--- Task item ---
Check each line of the records below for the word "likes" and copy those where it appears.

Data items
━━━━━━━━━━
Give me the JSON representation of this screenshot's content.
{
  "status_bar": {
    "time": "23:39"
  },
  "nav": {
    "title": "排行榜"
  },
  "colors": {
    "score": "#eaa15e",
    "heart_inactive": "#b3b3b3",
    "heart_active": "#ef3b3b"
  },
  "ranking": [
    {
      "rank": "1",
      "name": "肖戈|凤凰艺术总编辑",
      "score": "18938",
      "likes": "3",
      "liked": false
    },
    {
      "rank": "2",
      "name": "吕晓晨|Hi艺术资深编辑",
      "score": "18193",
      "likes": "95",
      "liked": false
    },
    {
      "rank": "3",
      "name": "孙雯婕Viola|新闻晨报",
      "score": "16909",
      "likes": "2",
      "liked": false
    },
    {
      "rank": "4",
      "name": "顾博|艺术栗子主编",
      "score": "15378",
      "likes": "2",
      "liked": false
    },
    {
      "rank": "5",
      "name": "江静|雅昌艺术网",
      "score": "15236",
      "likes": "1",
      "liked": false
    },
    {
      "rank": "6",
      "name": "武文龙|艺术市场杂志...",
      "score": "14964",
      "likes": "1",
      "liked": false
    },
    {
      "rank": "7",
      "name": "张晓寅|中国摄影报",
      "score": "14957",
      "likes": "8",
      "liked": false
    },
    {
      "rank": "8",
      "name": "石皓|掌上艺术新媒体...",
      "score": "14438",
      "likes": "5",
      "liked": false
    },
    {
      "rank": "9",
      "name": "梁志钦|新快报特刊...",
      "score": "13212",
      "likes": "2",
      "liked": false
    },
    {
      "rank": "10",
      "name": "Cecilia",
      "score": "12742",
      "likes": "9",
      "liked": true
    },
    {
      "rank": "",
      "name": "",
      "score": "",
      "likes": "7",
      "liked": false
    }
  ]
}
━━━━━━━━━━
--- Result for this task ---
      "likes": "3",
      "likes": "95",
      "likes": "2",
      "likes": "2",
      "likes": "1",
      "likes": "1",
      "likes": "8",
      "likes": "5",
      "likes": "2",
      "likes": "9",
      "likes": "7",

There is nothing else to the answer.